It could cost as much as $268 billion to care for all Americans with autism spectrum disorder (ASD) this year. In 10 years that cost could rise to $461 billion or even go as high as $1 trillion if ASD keeps increasing, according to a study published in the Journal of Autism and Developmental Disorders and reported in Futurity (http://www.futurity.org/autism-costs-972802/?utm_source=feedly&utm_medium=webfeeds).
The study's senior author Paul Leigh, professor of public health sciences and researcher with the Center for Healthcare Policy and Research at University of California, Davis, explains, "The current costs of ASD are more than double the combined costs of stroke and hypertension and on a par with the costs of diabetes.

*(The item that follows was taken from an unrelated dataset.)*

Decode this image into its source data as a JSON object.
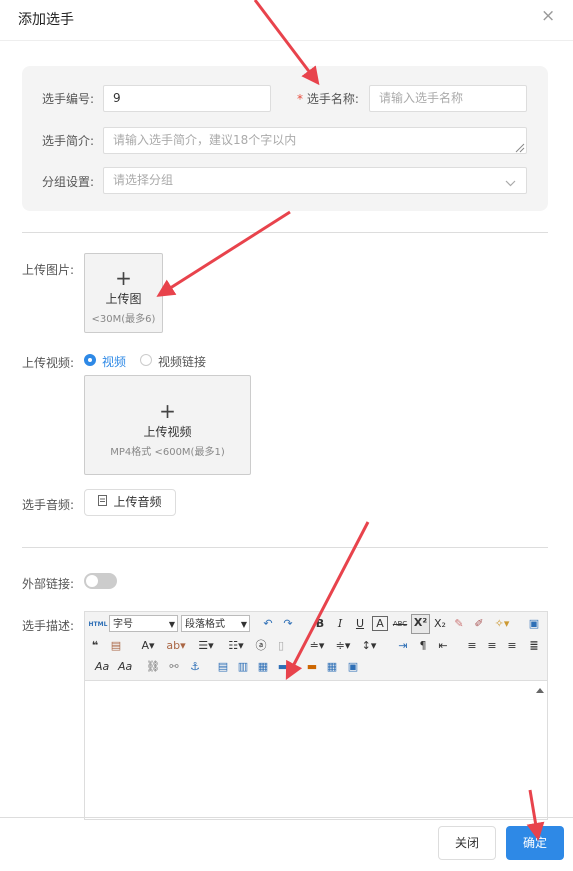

There should be at least as much public, research and government attention to finding the causes and best treatments for ASD as there is for these other major diseases."

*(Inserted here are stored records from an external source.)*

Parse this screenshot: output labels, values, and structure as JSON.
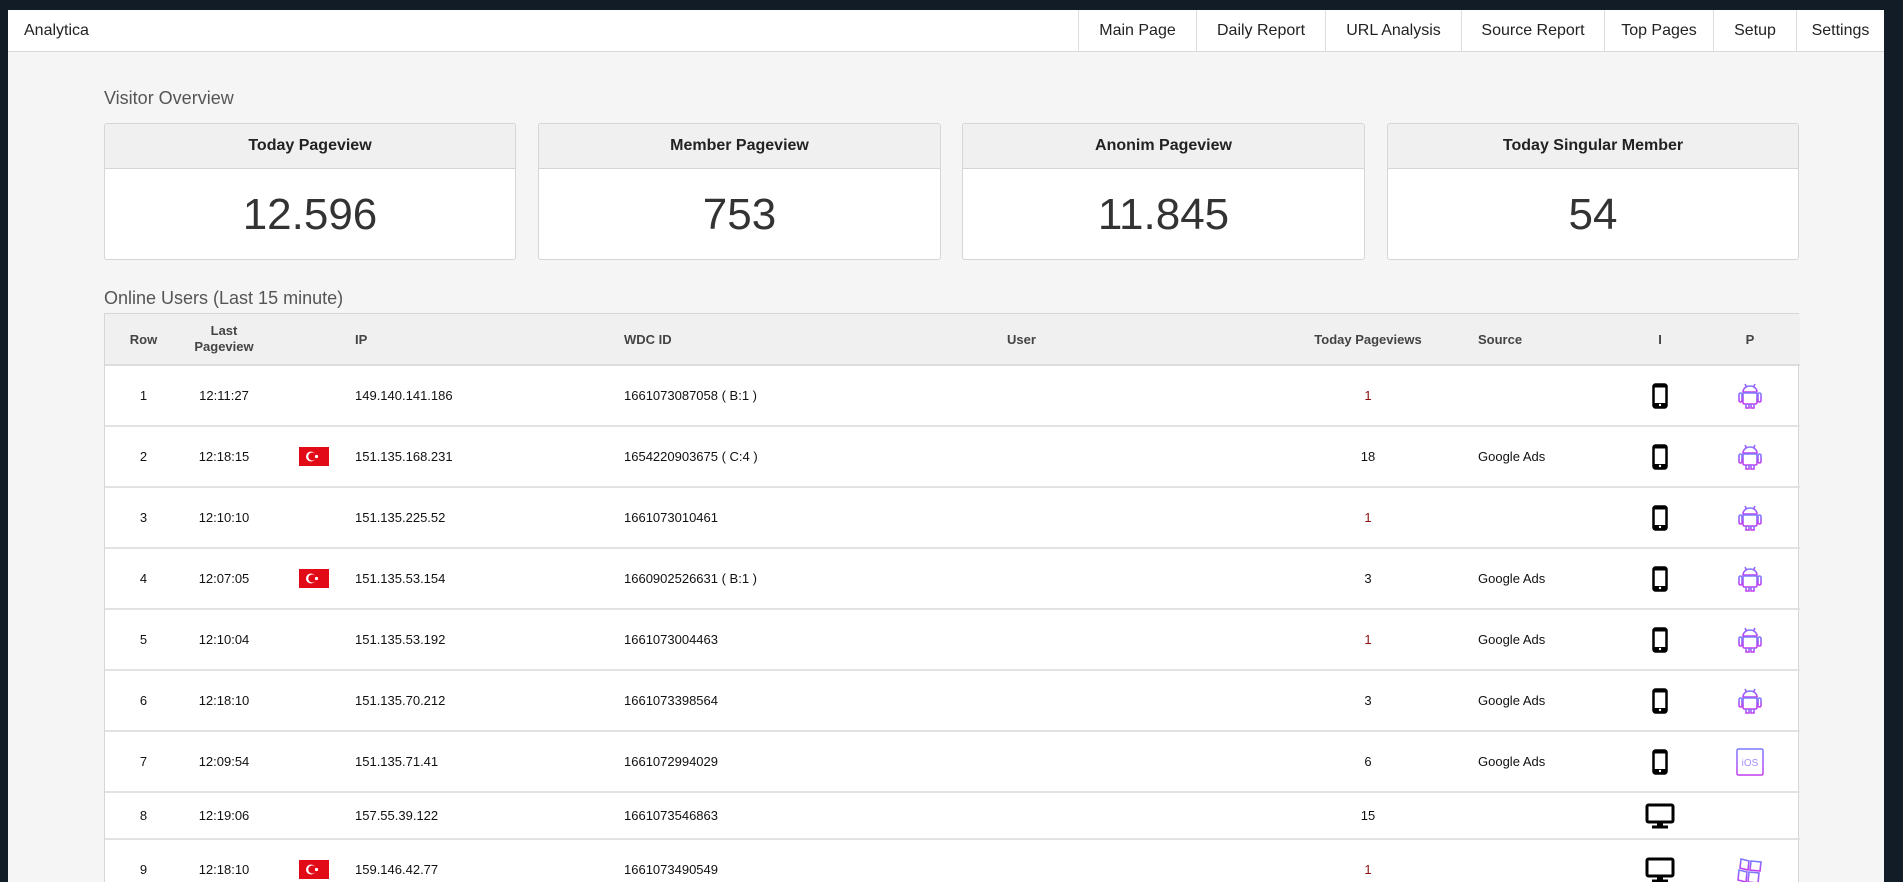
{
  "app": {
    "title": "Analytica"
  },
  "nav": [
    {
      "label": "Main Page"
    },
    {
      "label": "Daily Report"
    },
    {
      "label": "URL Analysis"
    },
    {
      "label": "Source Report"
    },
    {
      "label": "Top Pages"
    },
    {
      "label": "Setup"
    },
    {
      "label": "Settings"
    }
  ],
  "overview": {
    "title": "Visitor Overview",
    "cards": [
      {
        "label": "Today Pageview",
        "value": "12.596"
      },
      {
        "label": "Member Pageview",
        "value": "753"
      },
      {
        "label": "Anonim Pageview",
        "value": "11.845"
      },
      {
        "label": "Today Singular Member",
        "value": "54"
      }
    ]
  },
  "online": {
    "title": "Online Users (Last 15 minute)",
    "columns": {
      "row": "Row",
      "last": "Last Pageview",
      "ip": "IP",
      "wdc": "WDC ID",
      "user": "User",
      "today": "Today Pageviews",
      "source": "Source",
      "i": "I",
      "p": "P"
    },
    "rows": [
      {
        "row": "1",
        "last": "12:11:27",
        "flag": "",
        "ip": "149.140.141.186",
        "wdc": "1661073087058 ( B:1 )",
        "user": "",
        "today": "1",
        "source": "",
        "device": "phone-icon",
        "platform": "android-icon"
      },
      {
        "row": "2",
        "last": "12:18:15",
        "flag": "tr",
        "ip": "151.135.168.231",
        "wdc": "1654220903675 ( C:4 )",
        "user": "",
        "today": "18",
        "source": "Google Ads",
        "device": "phone-icon",
        "platform": "android-icon"
      },
      {
        "row": "3",
        "last": "12:10:10",
        "flag": "",
        "ip": "151.135.225.52",
        "wdc": "1661073010461",
        "user": "",
        "today": "1",
        "source": "",
        "device": "phone-icon",
        "platform": "android-icon"
      },
      {
        "row": "4",
        "last": "12:07:05",
        "flag": "tr",
        "ip": "151.135.53.154",
        "wdc": "1660902526631 ( B:1 )",
        "user": "",
        "today": "3",
        "source": "Google Ads",
        "device": "phone-icon",
        "platform": "android-icon"
      },
      {
        "row": "5",
        "last": "12:10:04",
        "flag": "",
        "ip": "151.135.53.192",
        "wdc": "1661073004463",
        "user": "",
        "today": "1",
        "source": "Google Ads",
        "device": "phone-icon",
        "platform": "android-icon"
      },
      {
        "row": "6",
        "last": "12:18:10",
        "flag": "",
        "ip": "151.135.70.212",
        "wdc": "1661073398564",
        "user": "",
        "today": "3",
        "source": "Google Ads",
        "device": "phone-icon",
        "platform": "android-icon"
      },
      {
        "row": "7",
        "last": "12:09:54",
        "flag": "",
        "ip": "151.135.71.41",
        "wdc": "1661072994029",
        "user": "",
        "today": "6",
        "source": "Google Ads",
        "device": "phone-icon",
        "platform": "ios-icon"
      },
      {
        "row": "8",
        "last": "12:19:06",
        "flag": "",
        "ip": "157.55.39.122",
        "wdc": "1661073546863",
        "user": "",
        "today": "15",
        "source": "",
        "device": "desktop-icon",
        "platform": ""
      },
      {
        "row": "9",
        "last": "12:18:10",
        "flag": "tr",
        "ip": "159.146.42.77",
        "wdc": "1661073490549",
        "user": "",
        "today": "1",
        "source": "",
        "device": "desktop-icon",
        "platform": "windows-icon"
      }
    ]
  },
  "ios_label": "iOS",
  "colors": {
    "low_count": "#8b1010",
    "flag": "#e30a17",
    "platform_a": "#7a7cff",
    "platform_b": "#c23cf0"
  }
}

Expressing hope that the study will "inspire policy changes that emphasize early intervention to reduce ASD symptoms, along with employment and other programs that support the independence of adults with the disorder," Leigh adds, "This approach would ultimately save money that otherwise would be spent on expensive custodial care."
Autism spectrum disorder (ASD) and autism are both general terms for a group of complex disorders of brain development, according to the activist organization Autism Speaks. These disorders are characterized by problems with social interaction, verbal and nonverbal communication and repetitive behaviors. With the May 2013 publication of the DSM-5 diagnostic manual, all autism disorders were merged into one umbrella diagnosis of ASD. In the past, these conditions were recognized as distinct subtypes, including autistic disorder, childhood disintegrative disorder, pervasive developmental disorder-not otherwise specified (PDD-NOS) and Asperger syndrome (https://www.autismspeaks.org/what-autism).
Leigh and coauthor Juan Du, who earned her doctorate at UC Davis, to come up with the per-person and then total costs of ASD. They used statistics on medical services, residential care, special education, in-home care, transportation, employment support and lost productivity that came from research literature, the US Centers for Disease Control and Prevention and the Bureau of Labor Statistics. In determining cost ranges accounting for age and degree of intellectual disability, as well as population changes and ASD prevalence, the team discovered that the comprehensive costs of ASD will be between $162 and $367 billion for 2015 (with an estimate of $268 billion) and between $276 to $1 trillion (with an estimate of $461 billion) for 2025. The 2015 numbers are comparable to those for diabetes and are larger than the combined costs of stroke and hypertension. If ASD cases escalate as they have recently, the costs will be far greater than those of diabetes by 2025.
To cut down these huge costs, the researchers suggest a research investment in ASD that matches the one for diabetes, which is funded by the National Institutes of Health at greater than five times the total of research on ASD. According to Leonard Abbeduto, director of the UC Davis MIND Institute, an autism treatment and research center, "The staggering costs identified in this study should serve as a call to action."